The confusion arose because you and the person who posted that information on the FTC site – as well as one of the writers here – were operating under the assumption that the pertinent statute sections were those pertaining to billing disputes – where the 60 day rule does apply. There are other sections of both the statute and Reg Z, however, that pertain to unauthorized use. They limit liability to $50 with no notification requirement.
I’ve cut and pasted the relevant sections below.
TITLE 15 – COMMERCE AND TRADE
CHAPTER 41 – CONSUMER CREDIT PROTECTION
SUBCHAPTER I – CONSUMER CREDIT COST DISCLOSURE
Part B – Credit Transactions
Sec. 1643. Liability of holder of credit card
(a) Limits on liability
(1) A cardholder shall be liable for the unauthorized use of a credit card only if –
(A) the card is an accepted credit card;
(B) the liability is not in excess of $50;
§ 1026.12 Special credit card provisions.
(ii) Limitation on amount. The liability of a cardholder for unauthorized use of a credit card shall not exceed the lesser of $50 or the amount of money, property, labor, or services obtained by the unauthorized use before notification to the card issuer under paragraph (b)(3) of this section.
Thanks for your help, Jane. Now we all know the correct answer and can move forward.
Have a great weekend,
Sorry about all the detail, but I wanted you to see the whole thing. Are there lessons here? You bet…
First and foremost, we learned that if our credit cards are ripped off, we’re not liable for more than $50, whether we report it to the issuer or not. But we also learned that if we want to dispute a charge, we have to do so within 60 days.
Another major lesson: Even the government agencies responsible for enforcing consumer protection laws can get it wrong. They can post incorrect information on their websites and leave it there. (I notified the FTC on April 17 they were incorrectly using the 60-day requirement on their site. As I write this on April 24, it’s still there.)

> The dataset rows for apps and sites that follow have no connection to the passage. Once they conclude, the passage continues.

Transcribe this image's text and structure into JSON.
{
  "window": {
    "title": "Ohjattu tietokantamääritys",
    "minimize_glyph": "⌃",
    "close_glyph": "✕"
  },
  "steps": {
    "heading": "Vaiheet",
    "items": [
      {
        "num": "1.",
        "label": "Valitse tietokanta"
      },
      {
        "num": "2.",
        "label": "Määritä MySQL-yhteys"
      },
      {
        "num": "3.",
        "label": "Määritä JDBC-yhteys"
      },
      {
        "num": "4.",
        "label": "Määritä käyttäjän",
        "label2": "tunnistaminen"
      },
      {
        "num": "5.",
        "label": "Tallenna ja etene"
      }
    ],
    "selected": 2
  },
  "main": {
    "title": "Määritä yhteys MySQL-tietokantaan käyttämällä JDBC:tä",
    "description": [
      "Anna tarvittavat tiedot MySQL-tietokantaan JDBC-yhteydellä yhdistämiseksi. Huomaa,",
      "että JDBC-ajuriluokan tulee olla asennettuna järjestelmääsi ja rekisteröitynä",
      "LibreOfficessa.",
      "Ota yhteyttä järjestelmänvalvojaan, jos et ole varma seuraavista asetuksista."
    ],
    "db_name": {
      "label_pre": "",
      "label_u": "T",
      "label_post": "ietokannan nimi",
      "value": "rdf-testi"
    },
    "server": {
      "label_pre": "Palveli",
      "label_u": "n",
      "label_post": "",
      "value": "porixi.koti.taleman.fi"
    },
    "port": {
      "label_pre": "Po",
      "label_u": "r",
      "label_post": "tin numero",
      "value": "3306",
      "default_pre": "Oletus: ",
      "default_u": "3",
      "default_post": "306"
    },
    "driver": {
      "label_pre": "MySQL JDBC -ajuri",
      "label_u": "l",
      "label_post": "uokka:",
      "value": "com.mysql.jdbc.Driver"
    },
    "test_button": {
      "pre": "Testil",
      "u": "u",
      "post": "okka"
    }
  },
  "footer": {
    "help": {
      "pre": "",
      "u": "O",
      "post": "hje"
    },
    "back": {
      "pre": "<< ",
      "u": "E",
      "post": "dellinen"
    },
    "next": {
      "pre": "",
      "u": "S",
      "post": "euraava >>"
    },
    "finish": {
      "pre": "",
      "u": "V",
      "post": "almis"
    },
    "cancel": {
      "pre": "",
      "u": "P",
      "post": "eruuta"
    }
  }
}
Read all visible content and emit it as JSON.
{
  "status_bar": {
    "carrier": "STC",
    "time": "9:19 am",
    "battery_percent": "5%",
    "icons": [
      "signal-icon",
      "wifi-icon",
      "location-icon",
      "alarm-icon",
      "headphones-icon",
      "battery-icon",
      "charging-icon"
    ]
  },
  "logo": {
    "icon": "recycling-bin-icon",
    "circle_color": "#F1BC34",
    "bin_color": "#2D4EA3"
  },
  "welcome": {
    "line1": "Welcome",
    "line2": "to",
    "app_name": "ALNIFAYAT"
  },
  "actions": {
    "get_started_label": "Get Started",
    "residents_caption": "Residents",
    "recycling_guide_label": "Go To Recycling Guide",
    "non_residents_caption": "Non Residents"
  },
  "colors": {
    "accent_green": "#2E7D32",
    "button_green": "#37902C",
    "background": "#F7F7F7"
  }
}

And finally, spokespeople for these agencies can do something thoroughly human: Dig in their heels and insist they’re right when they’re not.